### EXERCISE
Among the entries below, find the lines with "running" and copy them.

### DATA UNDER STUDY
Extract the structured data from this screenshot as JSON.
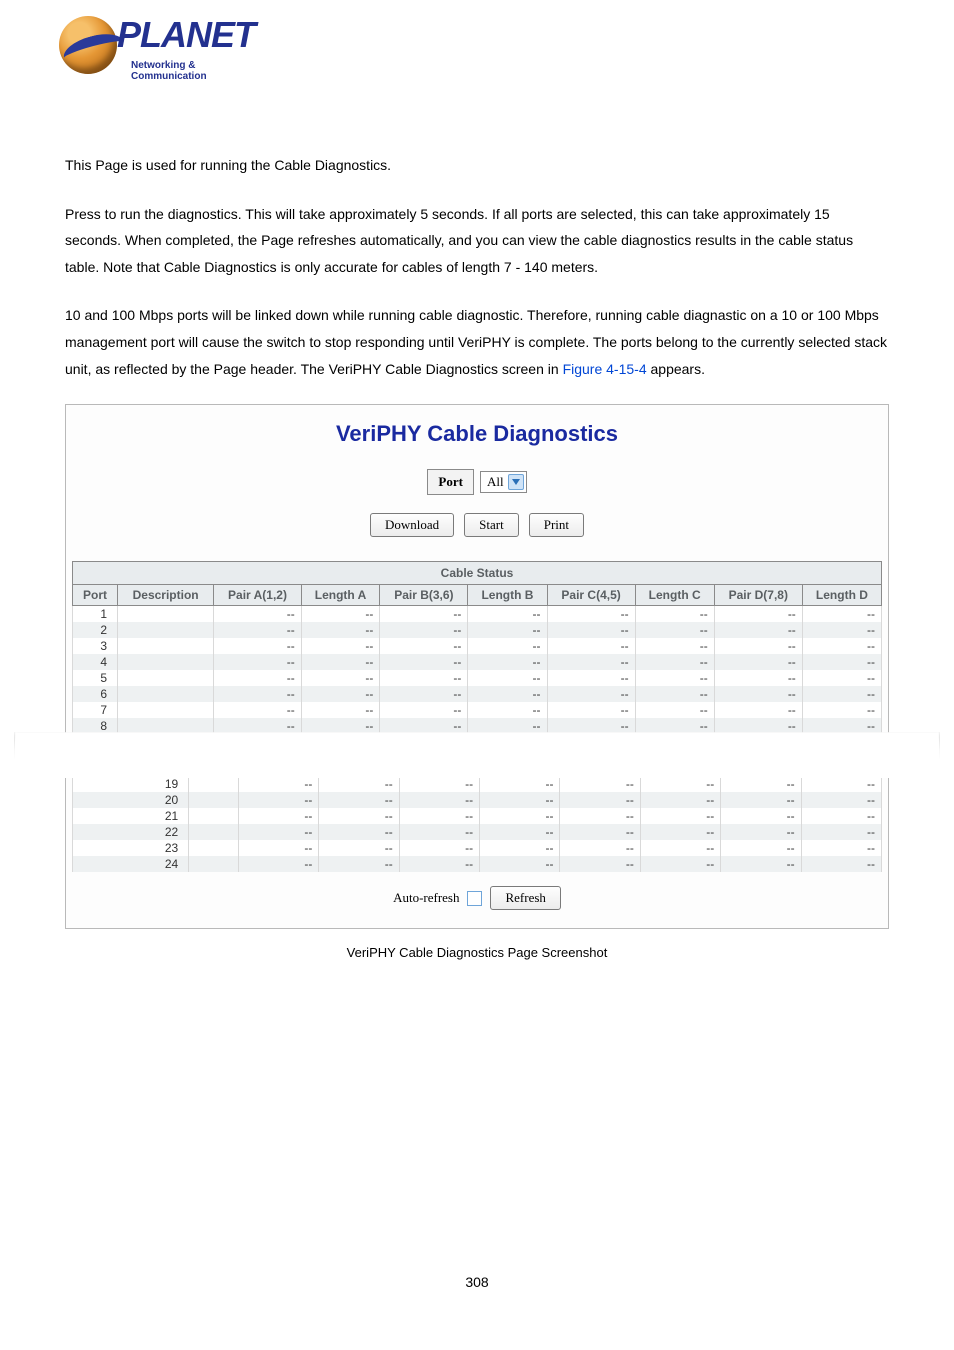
{
  "logo": {
    "brand": "PLANET",
    "tagline": "Networking & Communication"
  },
  "intro": {
    "p1": "This Page is used for running the Cable Diagnostics.",
    "p2": "Press to run the diagnostics. This will take approximately 5 seconds. If all ports are selected, this can take approximately 15 seconds. When completed, the Page refreshes automatically, and you can view the cable diagnostics results in the cable status table. Note that Cable Diagnostics is only accurate for cables of length 7 - 140 meters.",
    "p3a": "10 and 100 Mbps ports will be linked down while running cable diagnostic. Therefore, running cable diagnastic on a 10 or 100 Mbps management port will cause the switch to stop responding until VeriPHY is complete. The ports belong to the currently selected stack unit, as reflected by the Page header. The VeriPHY Cable Diagnostics screen in ",
    "fig_link": "Figure 4-15-4",
    "p3b": " appears."
  },
  "panel": {
    "title": "VeriPHY Cable Diagnostics",
    "port_label": "Port",
    "port_select_value": "All",
    "buttons": {
      "download": "Download",
      "start": "Start",
      "print": "Print"
    },
    "table": {
      "section": "Cable Status",
      "headers": [
        "Port",
        "Description",
        "Pair A(1,2)",
        "Length A",
        "Pair B(3,6)",
        "Length B",
        "Pair C(4,5)",
        "Length C",
        "Pair D(7,8)",
        "Length D"
      ],
      "rows_top": [
        {
          "port": "1"
        },
        {
          "port": "2"
        },
        {
          "port": "3"
        },
        {
          "port": "4"
        },
        {
          "port": "5"
        },
        {
          "port": "6"
        },
        {
          "port": "7"
        },
        {
          "port": "8"
        }
      ],
      "rows_bottom": [
        {
          "port": "19"
        },
        {
          "port": "20"
        },
        {
          "port": "21"
        },
        {
          "port": "22"
        },
        {
          "port": "23"
        },
        {
          "port": "24"
        }
      ],
      "dash": "--"
    },
    "footer": {
      "autorefresh_label": "Auto-refresh",
      "refresh": "Refresh"
    }
  },
  "caption": "VeriPHY Cable Diagnostics Page Screenshot",
  "page_number": "308"
}
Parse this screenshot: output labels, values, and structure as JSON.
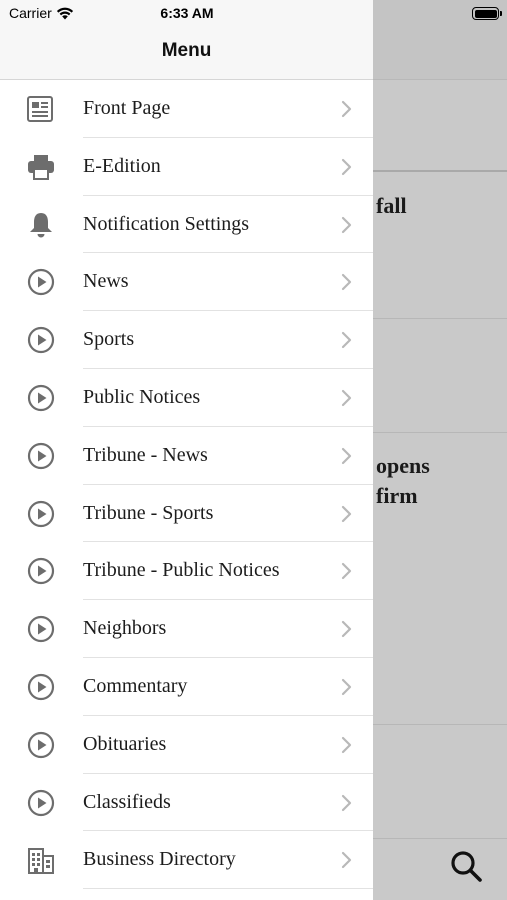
{
  "status_bar": {
    "carrier": "Carrier",
    "time": "6:33 AM"
  },
  "menu": {
    "title": "Menu",
    "items": [
      {
        "label": "Front Page",
        "icon": "newspaper-icon"
      },
      {
        "label": "E-Edition",
        "icon": "printer-icon"
      },
      {
        "label": "Notification Settings",
        "icon": "bell-icon"
      },
      {
        "label": "News",
        "icon": "play-circle-icon"
      },
      {
        "label": "Sports",
        "icon": "play-circle-icon"
      },
      {
        "label": "Public Notices",
        "icon": "play-circle-icon"
      },
      {
        "label": "Tribune - News",
        "icon": "play-circle-icon"
      },
      {
        "label": "Tribune - Sports",
        "icon": "play-circle-icon"
      },
      {
        "label": "Tribune - Public Notices",
        "icon": "play-circle-icon"
      },
      {
        "label": "Neighbors",
        "icon": "play-circle-icon"
      },
      {
        "label": "Commentary",
        "icon": "play-circle-icon"
      },
      {
        "label": "Obituaries",
        "icon": "play-circle-icon"
      },
      {
        "label": "Classifieds",
        "icon": "play-circle-icon"
      },
      {
        "label": "Business Directory",
        "icon": "building-icon"
      }
    ]
  },
  "background": {
    "headline_1": "fall",
    "headline_2_line_1": "opens",
    "headline_2_line_2": "firm",
    "search_icon": "search-icon"
  },
  "colors": {
    "menu_background": "#ffffff",
    "header_background": "#f7f7f7",
    "dim_overlay": "#c9c9c9",
    "icon_gray": "#6d6d6d"
  }
}
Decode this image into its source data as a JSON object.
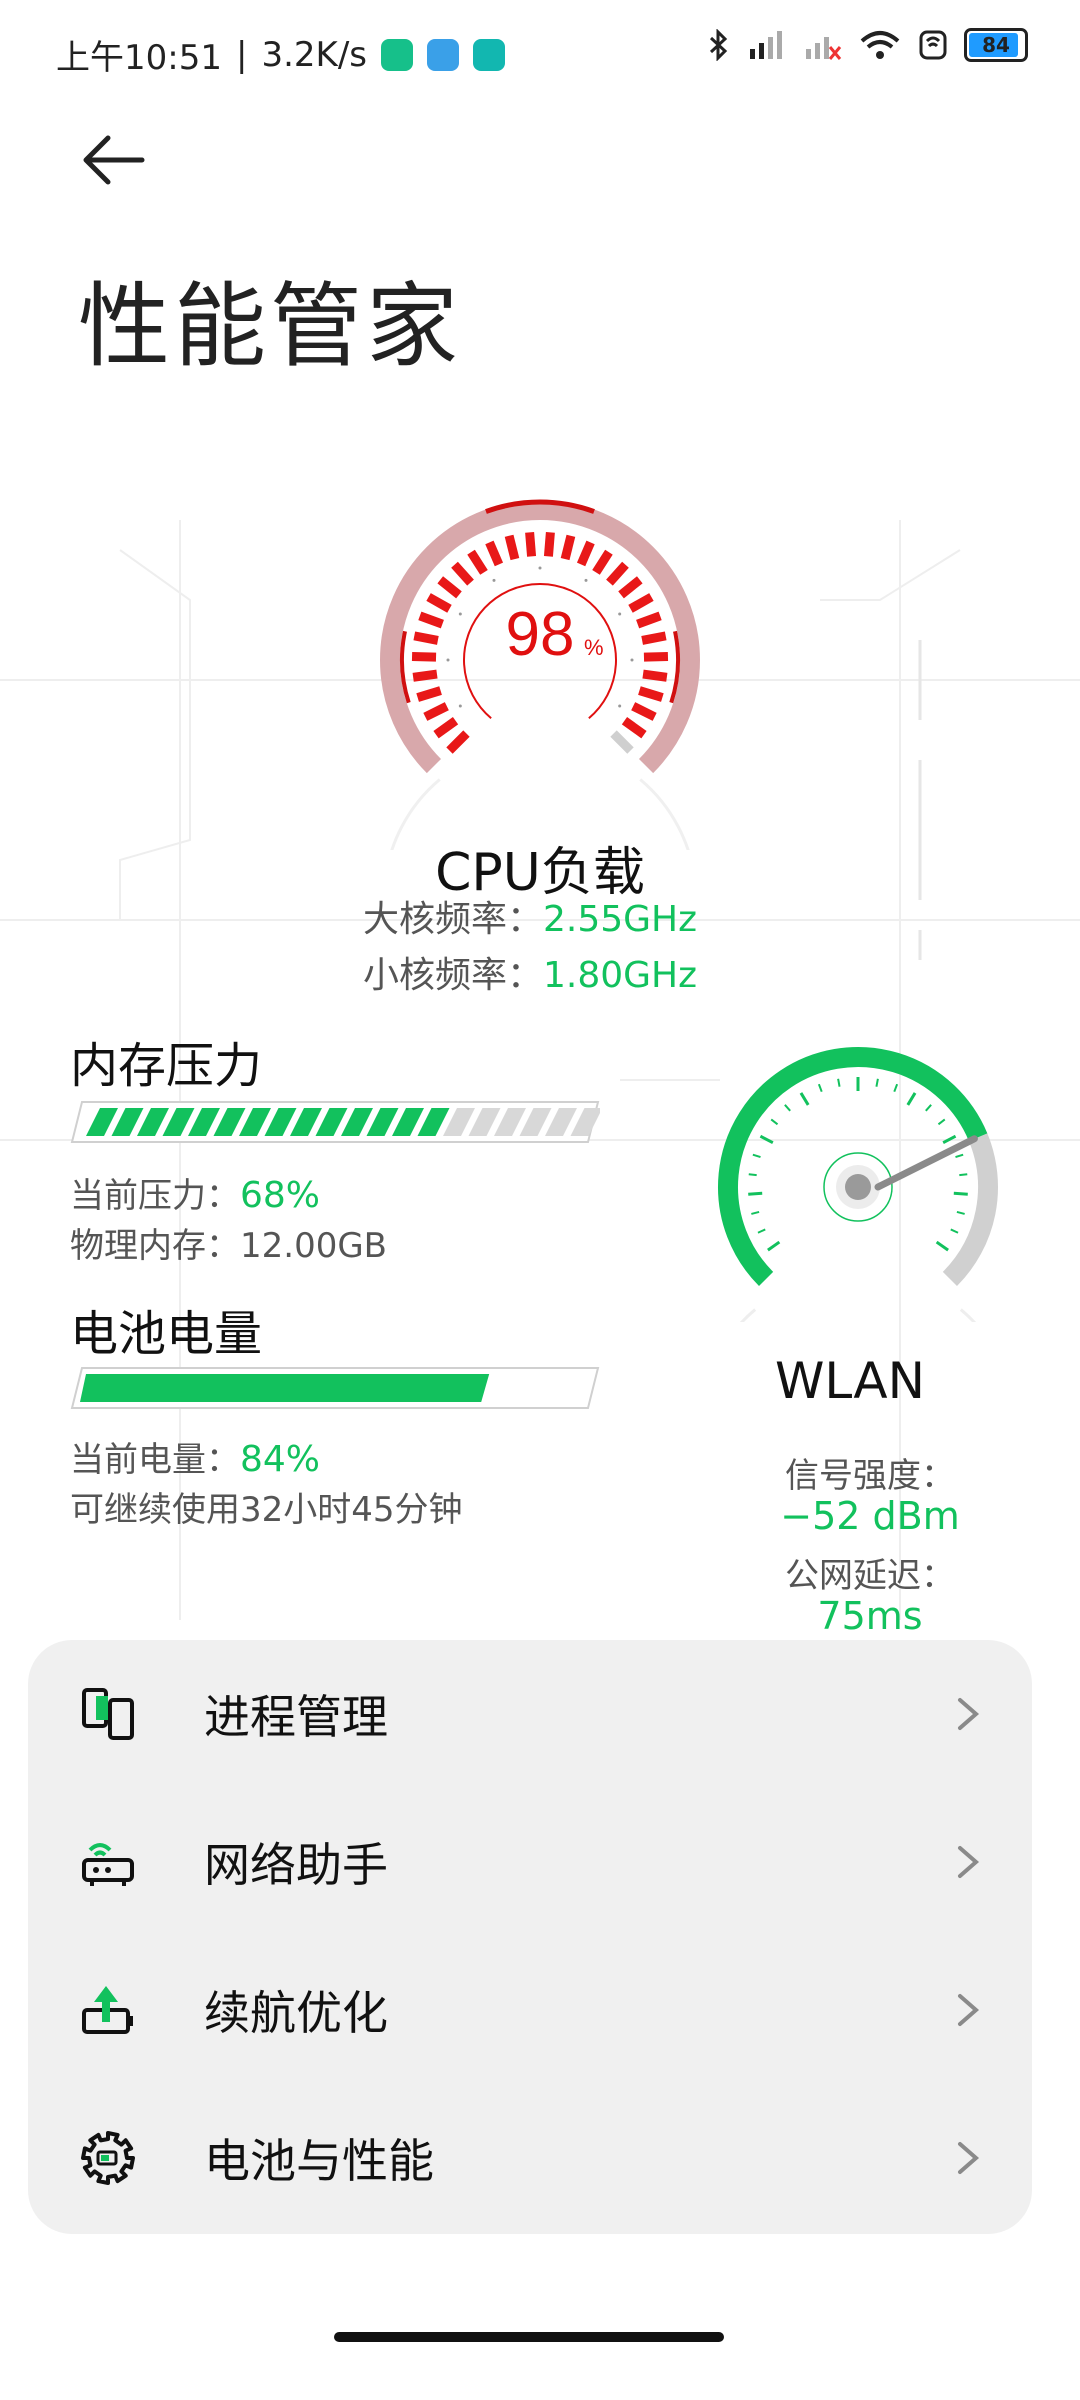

### ANSWER FOR THIS EXERCISE
    "p1": "This Page is used for running the Cable Diagnostics.",
    "p3a": "10 and 100 Mbps ports will be linked down while running cable diagnostic. Therefore, running cable diagnastic on a 10 or 100 Mbps management port will cause the switch to stop responding until VeriPHY is complete. The ports belong to the currently selected stack unit, as reflected by the Page header. The VeriPHY Cable Diagnostics screen in ",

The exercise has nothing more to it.